Work to be completed »
Could you write the entries out again, exactly as they appear?

Available data »
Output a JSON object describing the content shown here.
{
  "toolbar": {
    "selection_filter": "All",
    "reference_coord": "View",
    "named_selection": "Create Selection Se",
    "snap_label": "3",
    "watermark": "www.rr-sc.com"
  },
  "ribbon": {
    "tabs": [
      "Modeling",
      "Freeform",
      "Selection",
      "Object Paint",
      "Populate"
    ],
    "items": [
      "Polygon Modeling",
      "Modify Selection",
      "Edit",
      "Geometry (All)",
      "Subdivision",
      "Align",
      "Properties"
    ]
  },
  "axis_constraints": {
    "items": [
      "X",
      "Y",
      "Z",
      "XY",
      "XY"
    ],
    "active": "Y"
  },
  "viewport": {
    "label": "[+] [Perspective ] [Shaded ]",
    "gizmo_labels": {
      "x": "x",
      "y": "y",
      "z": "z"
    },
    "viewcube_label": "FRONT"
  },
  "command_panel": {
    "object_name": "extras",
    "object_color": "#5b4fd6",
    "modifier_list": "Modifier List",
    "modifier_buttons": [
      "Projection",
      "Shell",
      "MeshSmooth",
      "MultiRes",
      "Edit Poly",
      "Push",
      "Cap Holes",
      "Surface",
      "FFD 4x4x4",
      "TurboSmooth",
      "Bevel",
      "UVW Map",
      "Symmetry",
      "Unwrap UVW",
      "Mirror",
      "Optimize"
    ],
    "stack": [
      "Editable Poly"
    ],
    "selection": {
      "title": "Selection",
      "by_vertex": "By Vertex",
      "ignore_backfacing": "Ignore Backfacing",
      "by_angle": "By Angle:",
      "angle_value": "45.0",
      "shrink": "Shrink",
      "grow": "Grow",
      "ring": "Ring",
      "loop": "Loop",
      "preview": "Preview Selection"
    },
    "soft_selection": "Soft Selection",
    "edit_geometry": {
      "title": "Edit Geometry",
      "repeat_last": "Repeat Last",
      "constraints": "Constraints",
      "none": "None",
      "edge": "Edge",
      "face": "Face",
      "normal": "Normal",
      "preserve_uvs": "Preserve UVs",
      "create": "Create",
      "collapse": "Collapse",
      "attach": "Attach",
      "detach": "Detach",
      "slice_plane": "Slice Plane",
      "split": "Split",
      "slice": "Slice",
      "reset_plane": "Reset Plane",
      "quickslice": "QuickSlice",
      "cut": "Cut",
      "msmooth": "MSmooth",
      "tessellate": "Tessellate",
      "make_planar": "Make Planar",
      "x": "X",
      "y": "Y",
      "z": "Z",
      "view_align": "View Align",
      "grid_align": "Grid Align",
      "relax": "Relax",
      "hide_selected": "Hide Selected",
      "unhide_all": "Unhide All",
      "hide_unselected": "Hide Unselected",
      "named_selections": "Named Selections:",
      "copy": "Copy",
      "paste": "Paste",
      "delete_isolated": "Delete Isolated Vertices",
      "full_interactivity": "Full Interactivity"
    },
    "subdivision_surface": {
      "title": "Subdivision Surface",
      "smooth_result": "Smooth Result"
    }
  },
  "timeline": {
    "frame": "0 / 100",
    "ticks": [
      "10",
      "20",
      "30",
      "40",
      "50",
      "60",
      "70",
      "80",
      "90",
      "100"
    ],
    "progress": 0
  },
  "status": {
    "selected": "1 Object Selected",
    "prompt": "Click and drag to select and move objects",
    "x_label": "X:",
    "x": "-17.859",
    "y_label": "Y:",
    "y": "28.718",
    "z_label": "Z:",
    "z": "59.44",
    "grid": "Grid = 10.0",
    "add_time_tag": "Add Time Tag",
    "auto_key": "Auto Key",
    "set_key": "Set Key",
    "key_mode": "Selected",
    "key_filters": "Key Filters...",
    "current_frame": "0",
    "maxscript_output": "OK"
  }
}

Reply »
Output a JSON object describing the content shown here.
{
  "toolbar": {
    "selection_filter": "All",
    "reference_coord": "View",
    "named_selection": "Create Selection Se",
    "snap_label": "3",
    "watermark": "www.rr-sc.com"
  },
  "ribbon": {
    "tabs": [
      "Modeling",
      "Freeform",
      "Selection",
      "Object Paint",
      "Populate"
    ],
    "items": [
      "Polygon Modeling",
      "Modify Selection",
      "Edit",
      "Geometry (All)",
      "Subdivision",
      "Align",
      "Properties"
    ]
  },
  "axis_constraints": {
    "items": [
      "X",
      "Y",
      "Z",
      "XY",
      "XY"
    ],
    "active": "Y"
  },
  "viewport": {
    "label": "[+] [Perspective ] [Shaded ]",
    "gizmo_labels": {
      "x": "x",
      "y": "y",
      "z": "z"
    },
    "viewcube_label": "FRONT"
  },
  "command_panel": {
    "object_name": "extras",
    "object_color": "#5b4fd6",
    "modifier_list": "Modifier List",
    "modifier_buttons": [
      "Projection",
      "Shell",
      "MeshSmooth",
      "MultiRes",
      "Edit Poly",
      "Push",
      "Cap Holes",
      "Surface",
      "FFD 4x4x4",
      "TurboSmooth",
      "Bevel",
      "UVW Map",
      "Symmetry",
      "Unwrap UVW",
      "Mirror",
      "Optimize"
    ],
    "stack": [
      "Editable Poly"
    ],
    "selection": {
      "title": "Selection",
      "by_vertex": "By Vertex",
      "ignore_backfacing": "Ignore Backfacing",
      "by_angle": "By Angle:",
      "angle_value": "45.0",
      "shrink": "Shrink",
      "grow": "Grow",
      "ring": "Ring",
      "loop": "Loop",
      "preview": "Preview Selection"
    },
    "soft_selection": "Soft Selection",
    "edit_geometry": {
      "title": "Edit Geometry",
      "repeat_last": "Repeat Last",
      "constraints": "Constraints",
      "none": "None",
      "edge": "Edge",
      "face": "Face",
      "normal": "Normal",
      "preserve_uvs": "Preserve UVs",
      "create": "Create",
      "collapse": "Collapse",
      "attach": "Attach",
      "detach": "Detach",
      "slice_plane": "Slice Plane",
      "split": "Split",
      "slice": "Slice",
      "reset_plane": "Reset Plane",
      "quickslice": "QuickSlice",
      "cut": "Cut",
      "msmooth": "MSmooth",
      "tessellate": "Tessellate",
      "make_planar": "Make Planar",
      "x": "X",
      "y": "Y",
      "z": "Z",
      "view_align": "View Align",
      "grid_align": "Grid Align",
      "relax": "Relax",
      "hide_selected": "Hide Selected",
      "unhide_all": "Unhide All",
      "hide_unselected": "Hide Unselected",
      "named_selections": "Named Selections:",
      "copy": "Copy",
      "paste": "Paste",
      "delete_isolated": "Delete Isolated Vertices",
      "full_interactivity": "Full Interactivity"
    },
    "subdivision_surface": {
      "title": "Subdivision Surface",
      "smooth_result": "Smooth Result"
    }
  },
  "timeline": {
    "frame": "0 / 100",
    "ticks": [
      "10",
      "20",
      "30",
      "40",
      "50",
      "60",
      "70",
      "80",
      "90",
      "100"
    ],
    "progress": 0
  },
  "status": {
    "selected": "1 Object Selected",
    "prompt": "Click and drag to select and move objects",
    "x_label": "X:",
    "x": "-17.859",
    "y_label": "Y:",
    "y": "28.718",
    "z_label": "Z:",
    "z": "59.44",
    "grid": "Grid = 10.0",
    "add_time_tag": "Add Time Tag",
    "auto_key": "Auto Key",
    "set_key": "Set Key",
    "key_mode": "Selected",
    "key_filters": "Key Filters...",
    "current_frame": "0",
    "maxscript_output": "OK"
  }
}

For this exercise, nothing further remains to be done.